NEW HAVEN — Two sisters who died when a small plane crashed into their Connecticut home a week ago were remembered Friday as ‘‘angels of God,’’ cheerful and loving girls full of great potential.
Sade Brantley, 13, maintained high honors in middle school, recently receiving a presidential academic achievement award, as well as excellence awards in math, science, and language arts. Described in the funeral program as a smart and reserved ‘‘young lady’’ who was serious about her studies, yet could easily erupt into giggles, Sade had dreams of being famous and someday becoming a neurosurgeon.

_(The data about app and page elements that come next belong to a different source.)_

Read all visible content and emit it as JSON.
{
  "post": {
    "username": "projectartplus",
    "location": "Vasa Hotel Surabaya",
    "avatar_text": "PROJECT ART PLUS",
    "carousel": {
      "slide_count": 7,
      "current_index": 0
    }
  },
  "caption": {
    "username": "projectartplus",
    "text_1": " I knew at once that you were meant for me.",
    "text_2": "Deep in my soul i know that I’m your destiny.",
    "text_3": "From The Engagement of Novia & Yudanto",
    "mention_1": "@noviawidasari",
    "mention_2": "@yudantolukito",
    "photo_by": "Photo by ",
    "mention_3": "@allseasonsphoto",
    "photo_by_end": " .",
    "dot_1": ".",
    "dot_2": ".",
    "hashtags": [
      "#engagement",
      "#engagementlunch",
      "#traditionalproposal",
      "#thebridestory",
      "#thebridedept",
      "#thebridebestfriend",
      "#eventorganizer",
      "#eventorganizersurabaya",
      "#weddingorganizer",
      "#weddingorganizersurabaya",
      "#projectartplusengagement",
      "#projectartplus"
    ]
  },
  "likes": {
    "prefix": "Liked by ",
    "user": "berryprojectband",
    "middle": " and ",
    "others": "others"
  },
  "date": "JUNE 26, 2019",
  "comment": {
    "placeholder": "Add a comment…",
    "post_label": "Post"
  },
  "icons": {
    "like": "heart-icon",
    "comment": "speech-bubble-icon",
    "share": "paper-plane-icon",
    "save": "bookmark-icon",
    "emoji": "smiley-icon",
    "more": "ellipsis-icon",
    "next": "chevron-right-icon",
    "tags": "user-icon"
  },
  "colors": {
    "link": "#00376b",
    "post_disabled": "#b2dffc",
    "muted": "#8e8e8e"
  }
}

Her 1-year-old sister, Madisyn Mitchell, was always on Brantley’s hip when the pair went together to their family’s church in Hamden, the program said. Called Maddy-cakes or Maddy-paddy, Madisyn loved music, dance, and food.
‘‘We celebrate two innocent lives, two beginning lives,’’ said Governor Dannel P. Malloy, one of several officials who joined the hundreds of mourners who packed the New Trinity Temple Church of God in Christ in New Haven. ‘‘We celebrate them for the potential they were.’’
The girls’ house in East Haven was one of two struck by a 10-seat plane when it crashed Aug. 9 on its approach to Tweed-New Haven Airport. The other house was not occupied. Also killed were the two people aboard the plane, 54-year-old former Microsoft executive Bill Henningsgaard and his 17-year-old son, Maxwell. The cause remains under investigation.
Joann Mitchell, the girls’ mother, survived the crash. She was seen by neighbors that day screaming that her daughters were still inside the burning home.
Wearing a long white dress at the funeral, Mitchell looked grief-stricken as she walked down the church aisle and approached the single white casket that held her daughters. But after a while, she appeared to take solace in the interdenominational service, occasionally raising her hands and rocking to gospel music.
Mitchell, who made a surprise appearance at a community vigil for the girls Saturday, was praised for both her courage and strong religious faith.
Mitchell also went to Sunday services, said Robert Middleton, the family’s pastor.
‘‘Many other people would have resorted to alcohol and drugs, but she resorted to prayers and remained strong,’’ Middleton said.
While acknowledging that Mitchell’s daughters had died in a sudden, horrific accident, Middleton said he also witnessed ‘‘a lot of good people standing up,’’ including everyday people and first responders who tried to rescue the girls.
Mayor Joseph Maturo of East Haven described how neighbors rushed into Mitchell’s burning home, ‘‘going from room to room, for what turned out to be an impossible task, but one for which they risked their lives for these angels of God.’’
Some of the religious leaders at the service acknowledged the randomness of the deadly crash.
‘‘Today, we are sad. We are in pain. We are frustrated. There are age-long questions of why, why did this have to happen,’’ said the Rev. Bosie Kimber. But he urged the mourners to embrace their religious faith, saying ‘‘there is some assurance that God is our answer.’’